11 April 2013
This review is from: The Duchess [Blu-ray] (Blu-ray) If you haven't read the book you will be amazed by the movie. I'm not sure I think it's fair for book readers to bash this wonderful movie...ITS A MOVIE...It is BACED on a true story! The movie is have beautiful costumes, amazing acting, sad and happy parts, it is in every way a Drama and if you like dramas this is a good pick
10 April 2013

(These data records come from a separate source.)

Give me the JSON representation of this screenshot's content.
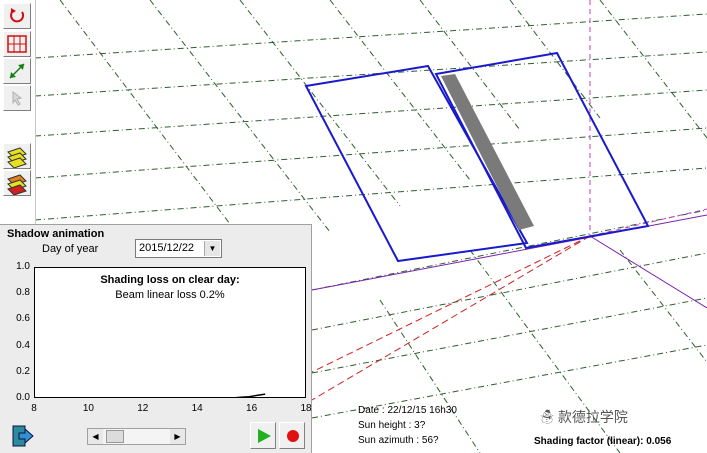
{
  "toolbar": {
    "tools": [
      "rotate-icon",
      "grid-icon",
      "resize-arrow-icon",
      "select-icon",
      "layers-icon",
      "layers-shade-icon"
    ]
  },
  "panel": {
    "title": "Shadow animation",
    "day_label": "Day of year",
    "date_value": "2015/12/22",
    "plot_title": "Shading loss on clear day:",
    "plot_subtitle": "Beam linear loss 0.2%",
    "y_ticks": [
      "1.0",
      "0.8",
      "0.6",
      "0.4",
      "0.2",
      "0.0"
    ],
    "x_ticks": [
      "8",
      "10",
      "12",
      "14",
      "16",
      "18"
    ]
  },
  "chart_data": {
    "type": "line",
    "x": [
      15.3,
      15.6,
      15.9,
      16.2,
      16.5
    ],
    "y": [
      0.0,
      0.005,
      0.01,
      0.02,
      0.03
    ],
    "xlim": [
      8,
      18
    ],
    "ylim": [
      0.0,
      1.0
    ],
    "title": "Shading loss on clear day:",
    "subtitle": "Beam linear loss 0.2%"
  },
  "status": {
    "date": "Date :  22/12/15 16h30",
    "sun_height": "Sun height : 3?",
    "sun_azimuth": "Sun azimuth : 56?",
    "shading_factor": "Shading factor (linear):  0.056"
  },
  "watermark": "☃ 款德拉学院",
  "colors": {
    "panel_outline": "#1a1acc",
    "shade": "#7a7a7a",
    "grid": "#2e5e2e",
    "sun_ray": "#cc2222",
    "axis": "#7a22aa"
  }
}
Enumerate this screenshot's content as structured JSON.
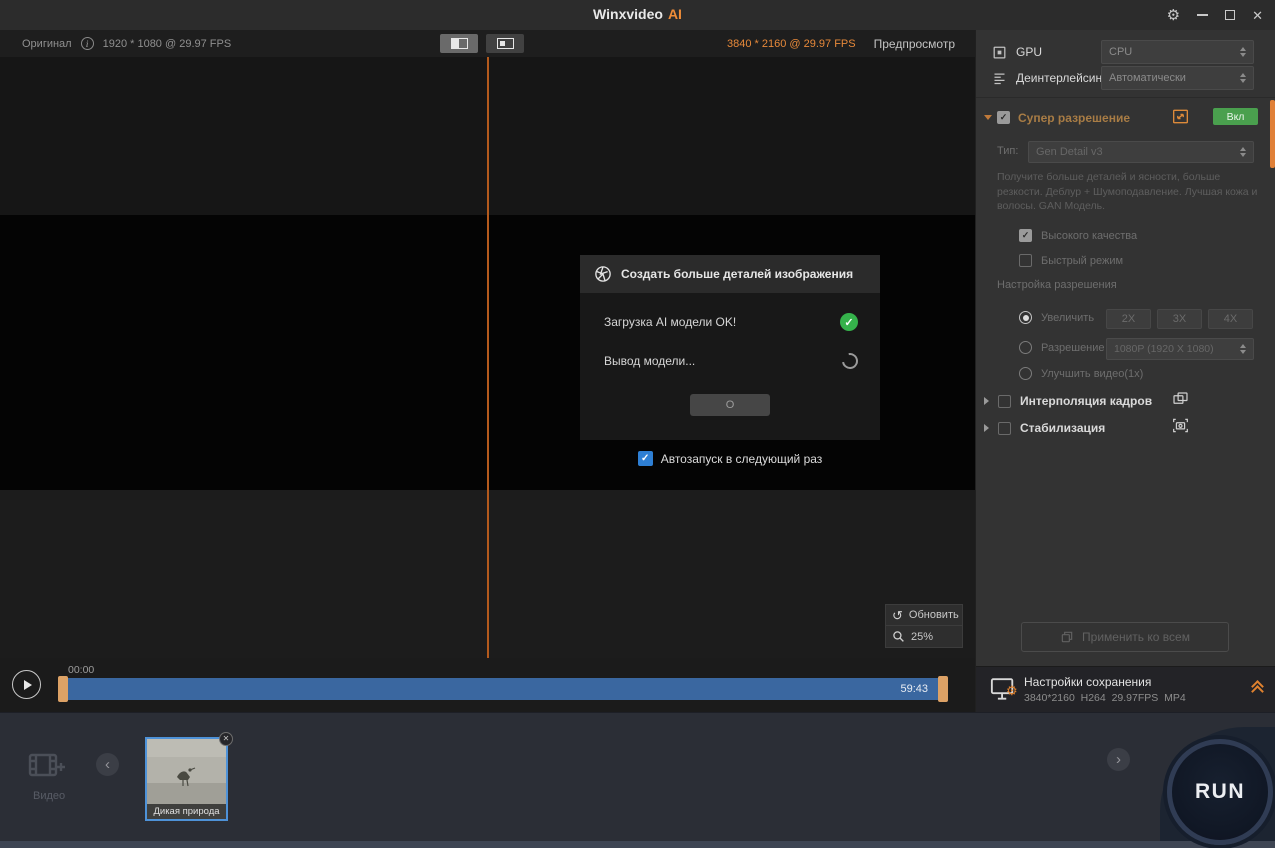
{
  "icons": {
    "gear": "⚙",
    "close": "✕",
    "refresh": "↺",
    "check": "✓",
    "info": "i",
    "nav_left": "‹",
    "nav_right": "›"
  },
  "titlebar": {
    "app_name": "Winxvideo",
    "app_suffix": "AI"
  },
  "preview": {
    "original_label": "Оригинал",
    "original_info": "1920 * 1080 @ 29.97 FPS",
    "output_info": "3840 * 2160 @ 29.97 FPS",
    "preview_label": "Предпросмотр",
    "refresh_label": "Обновить",
    "zoom_level": "25%"
  },
  "modal": {
    "title": "Создать больше деталей изображения",
    "status_loaded": "Загрузка AI модели OK!",
    "status_running": "Вывод модели...",
    "action_label": "O",
    "autorun_label": "Автозапуск в следующий раз"
  },
  "timeline": {
    "current_time": "00:00",
    "duration": "59:43"
  },
  "sidebar": {
    "gpu": {
      "label": "GPU",
      "value": "CPU"
    },
    "deinterlacing": {
      "label": "Деинтерлейсинг",
      "value": "Автоматически"
    },
    "super_resolution": {
      "title": "Супер разрешение",
      "state_badge": "Вкл",
      "type_label": "Тип:",
      "type_value": "Gen Detail v3",
      "description": "Получите больше деталей и ясности, больше резкости. Деблур + Шумоподавление. Лучшая кожа и волосы. GAN Модель.",
      "option_high_quality": "Высокого качества",
      "option_fast_mode": "Быстрый режим",
      "resolution_section": "Настройка разрешения",
      "radio_upscale": "Увеличить",
      "scale_options": [
        "2X",
        "3X",
        "4X"
      ],
      "radio_resolution": "Разрешение",
      "resolution_value": "1080P (1920 X 1080)",
      "radio_enhance": "Улучшить видео(1x)"
    },
    "frame_interpolation": "Интерполяция кадров",
    "stabilization": "Стабилизация",
    "apply_all": "Применить ко всем",
    "save_settings": {
      "title": "Настройки сохранения",
      "format_info": "3840*2160  H264  29.97FPS  MP4"
    }
  },
  "bottom": {
    "video_label": "Видео",
    "clip_title": "Дикая природа",
    "run_label": "RUN"
  }
}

Georgiana Spencer Cavendish, the wife of the fifth Duke of Devonshire, was one of the great fascinating beauties of the late 18th century, and thus was a national celebrity; that doesn't mean her life makes for much of a great film. Fascination is a notoriously difficult thing to reproduce on the screen, and though Kiera Knightley who here plays Georgiana is undoubtedly beautiful she's not someone who projects tremendous charisma or wit very naturally. The movie wants us to feel sorry for Georgiana because her husband (Ralph Fiennes) kept demanding she produce him a male heir (which she eventually did) and because he cheated on her with her best friend in some sort of sophisticated arrangement that allows her to couple more or less openly with Lord Grey (Dominic Cooper); it's hard to feel sorry for her since she's dripping in diamonds and gigantic wigs (each more spectacular than the next) and because the Duke keeps her in splendid palace after splendid palace. No one distinguishes herself or himself very much in this somewhat moribund period piece, and Ralph Fiennes doesn't have much to do as the dull Duke. Dominic Cooper, said himself to be quite a fascinator on the stage, yet again shows himself unable to generate much spark on the screen. There's little to watch here but the wigs and the gowns.